Ronald Moran: Four Poems


Chardonnay, David Kirby, and the Cheneys

Now I am really loosening up: Chardonnay and reading
David Kirby,
whose poems, I think, would make even Dick Cheney
if ever he would read them, and now the question is,

to do with myself?  A soft body and a mind that once
when it was put to hard tests, but not nearly enough
of them
to sustain the flow of synapses that weds one thought
to another,

that wants to make one right and the other wrong,
as in
a man I once knew who swore he had three eyes,
and when
his best friend told him the truth—that his third eye

rolled back into his head—he killed him, saying,
He will
never doubt me again, his trial becoming a classic in
the tabloids,
and with its own moral, I guess, if I could see deeply

I figure it’s not worth it now, maybe never was, but I
still think
of the friend and keep wondering what is safe to tell
these days, and what do I mean by these days?  Well,
how are they

any different from those days or any other days in
except, of course, when  some are more historic or
than others, and I know Lynne Cheney reads poetry.
Does Dick?


Life Inside a Window

Life inside a window is never what it seems
outside a window, no epiphanic slides of
as in that claim of peering in a glass door
finding the stuff for a novel a century ago,
and even
if a window swears its compounds are pure,
square inches equal to one’s ordinary sight,

it remains a matter of how far and how deep,
as Frost said
of people standing on a beach, looking out
at the sea—
who cannot look out either far or deep—
unless, say,
one is looking in a car window at a scene
of passion,
where depth is just a matter of cubic inches,
and what
one sees in one side, one sees from another
and another,

a continuum like a transcendental number,
no repeats
but the same digits appear, disappear, a mix
of patterns
not patterns but resembling a sequence,
just as
when one looks closely at a speck on a tile,
one swears
that speck is alive and moving but it is not,
in the window of the mind, where it starts
all over.

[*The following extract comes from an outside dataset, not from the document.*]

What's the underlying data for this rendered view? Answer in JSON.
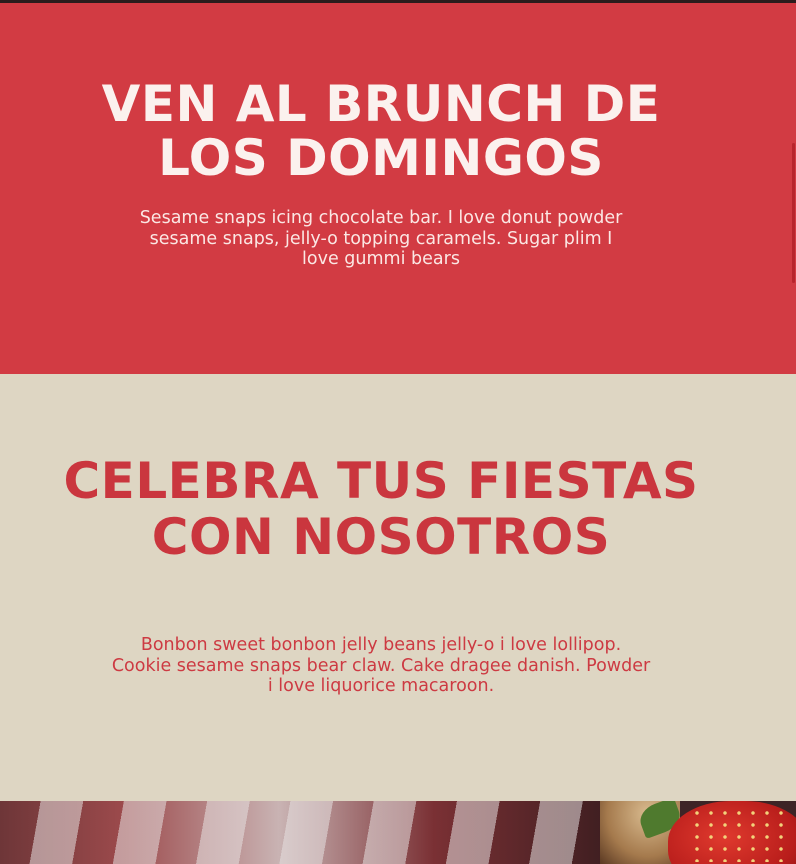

September again, month of changes unlike any
with public schools bulging, as always, and, hence
calendar of diseases opening its morbid covers,
no more vacations, no more time having fun
spending what

little we have in this economy, and, finally,
cool air
from Canada, lowering temperatures and even
in this month little recognized as being personal,
but rather
as a materialization of football, from high school
to pros,

while Major League Baseball, its players so tired
can hardly wake up without wanting to quit,
for those enormous salaries for just dressing,
as pros, yes, they do and sign autographs, try
to boost

their batting averages, or other percentages,
or whatever
statistics guide their tenuous futures, while we
them never to strike, to forget our huge stake
in what
they do, in their fields of play, however high,
for all of us.


On My 75th Birthday

So on this night, I must act as if others control
my actions,
as if I am unable to act for myself, not because
of any legal
maneuver, but because of a lemon I ate earlier

at a restaurant, not just a slice but, rather,
all of it,
tart and juicy, after waiting ten minutes
my iced tea to come; and what if a few other

found it unusual that anyone would even think
to eat
a lemon whole, rind and all, in this posh venue,
and then
be happy?  That’s how I felt, no slur to service
or kitchen,

but I was thirsting for a lemon—its sharp, anxious
juice, flesh
on my ancient taste buds, surprising them, and
yes, what
joyous reaction, leaping to attention, this day
above all.

Author: MacEwan